■ **Task**
A complete answer lists every line of the material where the string "date" occurs.

■ **Data to examine**
((
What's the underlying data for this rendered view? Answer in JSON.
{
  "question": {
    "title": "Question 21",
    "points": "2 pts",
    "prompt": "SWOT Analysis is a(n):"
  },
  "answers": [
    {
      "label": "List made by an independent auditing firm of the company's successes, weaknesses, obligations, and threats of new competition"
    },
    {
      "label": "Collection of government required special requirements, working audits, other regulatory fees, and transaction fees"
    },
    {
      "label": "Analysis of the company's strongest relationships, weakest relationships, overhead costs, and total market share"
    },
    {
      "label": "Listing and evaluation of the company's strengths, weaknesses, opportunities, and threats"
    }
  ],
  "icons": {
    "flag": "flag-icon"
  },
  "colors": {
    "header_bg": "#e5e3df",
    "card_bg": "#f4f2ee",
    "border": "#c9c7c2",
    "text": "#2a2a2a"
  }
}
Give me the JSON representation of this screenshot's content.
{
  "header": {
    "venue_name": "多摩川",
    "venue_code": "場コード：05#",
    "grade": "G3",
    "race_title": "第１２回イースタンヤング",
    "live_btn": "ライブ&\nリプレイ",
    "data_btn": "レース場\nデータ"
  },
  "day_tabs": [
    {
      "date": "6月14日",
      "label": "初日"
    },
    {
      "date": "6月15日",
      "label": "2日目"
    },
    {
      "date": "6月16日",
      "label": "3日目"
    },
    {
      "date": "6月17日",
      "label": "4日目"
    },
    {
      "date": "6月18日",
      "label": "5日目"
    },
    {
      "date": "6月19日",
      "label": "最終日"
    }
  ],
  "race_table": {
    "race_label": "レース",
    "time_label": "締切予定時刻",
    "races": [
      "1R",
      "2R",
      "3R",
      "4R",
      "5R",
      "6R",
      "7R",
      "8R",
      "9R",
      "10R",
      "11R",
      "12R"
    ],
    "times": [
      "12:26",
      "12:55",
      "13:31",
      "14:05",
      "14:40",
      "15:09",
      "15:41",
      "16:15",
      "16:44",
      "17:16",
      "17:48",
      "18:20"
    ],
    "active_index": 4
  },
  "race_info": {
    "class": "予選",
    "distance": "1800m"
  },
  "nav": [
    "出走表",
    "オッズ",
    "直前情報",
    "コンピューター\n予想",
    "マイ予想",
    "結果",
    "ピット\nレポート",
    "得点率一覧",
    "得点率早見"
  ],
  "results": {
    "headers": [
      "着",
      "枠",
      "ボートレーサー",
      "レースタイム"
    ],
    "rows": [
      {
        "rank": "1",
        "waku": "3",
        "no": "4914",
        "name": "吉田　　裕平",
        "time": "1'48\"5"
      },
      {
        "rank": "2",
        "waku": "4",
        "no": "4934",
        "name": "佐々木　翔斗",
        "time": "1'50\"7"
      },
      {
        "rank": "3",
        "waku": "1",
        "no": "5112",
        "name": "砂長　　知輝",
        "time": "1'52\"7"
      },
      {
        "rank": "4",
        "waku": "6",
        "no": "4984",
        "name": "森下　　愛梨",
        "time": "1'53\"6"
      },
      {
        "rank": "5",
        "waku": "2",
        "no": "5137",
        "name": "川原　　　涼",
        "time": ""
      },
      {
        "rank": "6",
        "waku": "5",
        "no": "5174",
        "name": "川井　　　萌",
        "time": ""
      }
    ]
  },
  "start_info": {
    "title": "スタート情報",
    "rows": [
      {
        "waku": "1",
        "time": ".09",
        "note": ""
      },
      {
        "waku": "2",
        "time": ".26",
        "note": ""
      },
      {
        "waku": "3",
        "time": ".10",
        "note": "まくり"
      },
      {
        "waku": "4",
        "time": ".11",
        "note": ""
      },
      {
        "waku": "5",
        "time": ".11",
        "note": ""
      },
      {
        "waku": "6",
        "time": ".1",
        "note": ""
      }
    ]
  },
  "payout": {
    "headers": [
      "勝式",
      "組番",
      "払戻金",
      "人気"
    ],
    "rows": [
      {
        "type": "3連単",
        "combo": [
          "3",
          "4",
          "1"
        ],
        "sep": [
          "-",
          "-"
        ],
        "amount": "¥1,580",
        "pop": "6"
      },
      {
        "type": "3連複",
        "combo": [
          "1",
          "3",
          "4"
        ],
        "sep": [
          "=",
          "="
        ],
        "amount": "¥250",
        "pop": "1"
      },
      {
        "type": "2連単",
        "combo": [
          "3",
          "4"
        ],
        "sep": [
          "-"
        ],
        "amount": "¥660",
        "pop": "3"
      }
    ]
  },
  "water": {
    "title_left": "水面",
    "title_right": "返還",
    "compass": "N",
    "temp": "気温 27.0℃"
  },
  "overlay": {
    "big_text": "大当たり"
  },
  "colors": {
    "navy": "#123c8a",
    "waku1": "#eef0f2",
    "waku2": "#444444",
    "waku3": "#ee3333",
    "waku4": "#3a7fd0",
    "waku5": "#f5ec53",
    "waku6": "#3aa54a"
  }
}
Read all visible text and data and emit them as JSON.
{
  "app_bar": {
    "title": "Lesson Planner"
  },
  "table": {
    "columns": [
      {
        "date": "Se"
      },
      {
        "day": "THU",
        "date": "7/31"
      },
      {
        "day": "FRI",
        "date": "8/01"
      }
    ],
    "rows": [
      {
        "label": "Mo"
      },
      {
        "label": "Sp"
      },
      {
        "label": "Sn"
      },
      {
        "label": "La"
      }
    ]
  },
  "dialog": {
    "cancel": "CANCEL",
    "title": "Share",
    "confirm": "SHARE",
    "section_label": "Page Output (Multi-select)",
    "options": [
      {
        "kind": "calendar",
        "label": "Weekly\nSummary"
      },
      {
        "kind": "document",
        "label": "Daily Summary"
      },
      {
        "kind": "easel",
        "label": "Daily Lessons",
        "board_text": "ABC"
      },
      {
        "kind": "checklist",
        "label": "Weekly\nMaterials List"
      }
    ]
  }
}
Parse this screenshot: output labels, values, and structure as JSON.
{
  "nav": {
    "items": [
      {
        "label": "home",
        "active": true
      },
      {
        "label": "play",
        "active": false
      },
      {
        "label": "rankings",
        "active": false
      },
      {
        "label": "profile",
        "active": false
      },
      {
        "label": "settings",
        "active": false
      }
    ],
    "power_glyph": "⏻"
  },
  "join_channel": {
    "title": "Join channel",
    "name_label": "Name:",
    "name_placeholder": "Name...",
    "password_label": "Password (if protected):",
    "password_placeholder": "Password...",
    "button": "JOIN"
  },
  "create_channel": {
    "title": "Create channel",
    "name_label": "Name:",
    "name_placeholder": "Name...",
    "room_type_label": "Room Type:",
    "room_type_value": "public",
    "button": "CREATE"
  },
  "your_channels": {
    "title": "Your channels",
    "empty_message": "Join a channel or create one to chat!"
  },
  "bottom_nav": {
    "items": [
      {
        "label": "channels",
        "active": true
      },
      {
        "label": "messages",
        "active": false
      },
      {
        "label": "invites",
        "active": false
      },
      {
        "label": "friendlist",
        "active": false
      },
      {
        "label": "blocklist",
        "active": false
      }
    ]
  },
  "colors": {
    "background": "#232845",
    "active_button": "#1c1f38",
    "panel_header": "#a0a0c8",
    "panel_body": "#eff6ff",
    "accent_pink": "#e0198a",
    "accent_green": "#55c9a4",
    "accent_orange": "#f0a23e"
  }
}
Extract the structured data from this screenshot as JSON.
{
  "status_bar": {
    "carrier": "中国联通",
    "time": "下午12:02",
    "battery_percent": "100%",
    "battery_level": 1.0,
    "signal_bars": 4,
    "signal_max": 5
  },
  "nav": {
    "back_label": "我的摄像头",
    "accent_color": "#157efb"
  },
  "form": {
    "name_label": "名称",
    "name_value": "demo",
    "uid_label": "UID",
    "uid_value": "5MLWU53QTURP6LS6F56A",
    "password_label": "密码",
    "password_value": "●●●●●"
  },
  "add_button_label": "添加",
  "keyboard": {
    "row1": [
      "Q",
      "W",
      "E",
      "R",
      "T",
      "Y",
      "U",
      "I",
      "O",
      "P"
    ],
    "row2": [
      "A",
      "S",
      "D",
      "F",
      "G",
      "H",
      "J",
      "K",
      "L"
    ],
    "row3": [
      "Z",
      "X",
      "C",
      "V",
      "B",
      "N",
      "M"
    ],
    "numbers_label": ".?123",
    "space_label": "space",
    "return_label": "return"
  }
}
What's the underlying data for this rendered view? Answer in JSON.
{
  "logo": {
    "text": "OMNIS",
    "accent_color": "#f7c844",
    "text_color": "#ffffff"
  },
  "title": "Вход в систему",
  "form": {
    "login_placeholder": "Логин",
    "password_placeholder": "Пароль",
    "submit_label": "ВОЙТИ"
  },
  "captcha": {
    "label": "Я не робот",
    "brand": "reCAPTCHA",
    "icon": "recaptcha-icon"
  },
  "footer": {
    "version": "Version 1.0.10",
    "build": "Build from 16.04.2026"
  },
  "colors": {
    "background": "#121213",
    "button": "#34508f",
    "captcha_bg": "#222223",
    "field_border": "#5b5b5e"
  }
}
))
■ **Answer to this task**
      "date": "6月14日",
      "date": "6月15日",
      "date": "6月16日",
      "date": "6月17日",
      "date": "6月18日",
      "date": "6月19日",
        "date": "Se"
        "date": "7/31"
        "date": "8/01"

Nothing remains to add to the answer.